The Twitter hashtag #HerBook and blog Early Modern Female Book Ownership have revealed much about early modern women’s literacy, their reading habits and book ownership, and it seems particularly fitting to promote the growing scholarship on these aspects of women’s history on International Women’s Day.
I was recently fortunate enough to find an eighteenth-century book entitled The mottoes of the Spectators, Tatlers, and Guardians, Translated in English (1737), which was owned by a woman named Mary Marsden who inscribed her name and the year 1741, when she acquired this book for her collection.
Marsden’s signature is confident, suggesting that she was able to read and write fluently. The book itself is a collection of translations of Latin mottoes from The Spectator, Tatler and The Guardian into English. So, for example, one motto in The Spectator that relates to women’s work is: ‘Longum cantu solata laborem, Arguto conjux percurrit pećtine telas‘, meaning ‘She sings to drive the tedious Hours away, And shoots the flying Shuttle through the Loom’. 
Mary Marsden evidently hoped to improve her knowledge of Latin by reading this book. Further down the page, another reader has calculated and inscribed the original year of publication (1737) from the Roman numerals, indicating that Marsden acquired the book four years after it had been printed.

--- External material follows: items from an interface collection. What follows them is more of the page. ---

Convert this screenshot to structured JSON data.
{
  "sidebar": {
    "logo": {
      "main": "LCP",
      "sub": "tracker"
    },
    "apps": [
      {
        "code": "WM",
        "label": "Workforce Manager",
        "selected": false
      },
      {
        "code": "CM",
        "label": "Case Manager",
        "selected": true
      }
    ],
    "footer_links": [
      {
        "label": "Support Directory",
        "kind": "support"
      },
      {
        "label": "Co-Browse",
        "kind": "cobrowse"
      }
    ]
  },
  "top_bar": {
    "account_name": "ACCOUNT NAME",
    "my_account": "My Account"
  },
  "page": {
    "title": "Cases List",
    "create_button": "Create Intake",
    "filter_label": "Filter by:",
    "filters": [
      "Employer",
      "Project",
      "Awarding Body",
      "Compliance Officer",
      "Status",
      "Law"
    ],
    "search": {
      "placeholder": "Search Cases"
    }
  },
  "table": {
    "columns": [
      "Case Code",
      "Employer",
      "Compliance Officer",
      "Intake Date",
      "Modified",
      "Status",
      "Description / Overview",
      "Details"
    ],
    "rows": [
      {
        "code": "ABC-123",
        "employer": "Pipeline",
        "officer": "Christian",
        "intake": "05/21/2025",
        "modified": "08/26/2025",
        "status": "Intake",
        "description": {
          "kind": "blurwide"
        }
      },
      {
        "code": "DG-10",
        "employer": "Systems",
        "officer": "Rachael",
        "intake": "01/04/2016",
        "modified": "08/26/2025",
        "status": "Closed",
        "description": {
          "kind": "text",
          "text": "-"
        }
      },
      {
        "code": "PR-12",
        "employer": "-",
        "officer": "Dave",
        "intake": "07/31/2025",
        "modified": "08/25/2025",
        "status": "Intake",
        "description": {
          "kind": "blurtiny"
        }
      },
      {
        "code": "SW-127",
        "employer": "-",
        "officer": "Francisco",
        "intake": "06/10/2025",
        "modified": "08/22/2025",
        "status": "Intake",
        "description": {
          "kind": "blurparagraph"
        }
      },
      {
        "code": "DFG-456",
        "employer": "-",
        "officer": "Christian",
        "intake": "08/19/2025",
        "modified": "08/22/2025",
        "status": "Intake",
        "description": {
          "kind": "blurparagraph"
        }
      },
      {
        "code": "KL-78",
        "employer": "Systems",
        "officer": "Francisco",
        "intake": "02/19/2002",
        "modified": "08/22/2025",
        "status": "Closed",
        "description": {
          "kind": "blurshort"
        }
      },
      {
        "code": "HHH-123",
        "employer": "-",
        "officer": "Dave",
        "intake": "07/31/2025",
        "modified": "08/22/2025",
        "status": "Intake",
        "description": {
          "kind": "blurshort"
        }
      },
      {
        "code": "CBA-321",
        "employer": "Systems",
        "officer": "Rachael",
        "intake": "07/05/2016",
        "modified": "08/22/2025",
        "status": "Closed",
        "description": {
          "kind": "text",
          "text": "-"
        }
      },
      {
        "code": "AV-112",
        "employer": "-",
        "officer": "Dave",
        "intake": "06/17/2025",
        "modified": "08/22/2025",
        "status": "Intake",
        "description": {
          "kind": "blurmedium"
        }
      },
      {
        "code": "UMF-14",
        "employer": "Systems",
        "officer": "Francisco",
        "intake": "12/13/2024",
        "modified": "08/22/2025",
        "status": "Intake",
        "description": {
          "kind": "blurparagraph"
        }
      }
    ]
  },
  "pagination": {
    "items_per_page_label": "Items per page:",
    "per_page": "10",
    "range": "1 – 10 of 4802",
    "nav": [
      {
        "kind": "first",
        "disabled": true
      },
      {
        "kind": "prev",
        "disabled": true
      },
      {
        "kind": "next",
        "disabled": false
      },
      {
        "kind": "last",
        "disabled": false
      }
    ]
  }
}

It was published by Richard Wellington at the Dolphin and Crown without Temple Bar, and a 1730s pamphlet listed works printed by Wellington, which included the novels and plays of Aphra Behn (1640-1689). Customers could also purchase ‘single Plays, as they are published Weekly at 6 d. each Play’. 
The book features charming printed illustrations including the sullen little rabbit pictured below. Owls, classical figures, and decorative borders adorn other pages suggesting that these were blocks already owned by the publisher because they do not relate directly to the text (or at least I haven’t found any mottos about rabbits to warrant the multiple sullen bunny illustrations!)
Unfortunately, I have not been able to identify Mary Marsden further at this time but it is possible that other books with her signature have survived and it would be great to trace them. Georgianna Ziegler recently published a blog post on books in the Folger Shakespeare Library that include various inscriptions and marginalia made by women in a wide variety of books, offering insights into their reading practices and the process of handing books down through generations of women. Though only one book featuring Mary Marsden’s signature is extant, it tells us that she enjoyed reading early eighteenth-century newspapers like The Spectator, Tatler and The Guardian, and wanted to know more about the Latin phrases used in those texts. The book is certainly well-read, and a little ravaged by time, though there is a great deal of magic in knowing that a woman named Mary Marsden once held this book almost three centuries ago.
The blog Early Modern Female Book Ownership is maintained by Martine van Elk, Mark Empey, Sarah Lindenbaum, Tara Lyons, Erin McCarthy, Micheline White, and Georgianna Ziegler and it covers books held in public and private collections.
 The mottoes of the Spectators, Tatlers and Guardians, Second Edition (London, 1737), pp. 152-153.
 Anon., Books Printed for Richard Wellington, at the Dolphin and Crown without Temple-Bar. Who gives the full value for any library or parcel of books (London, c. 1735).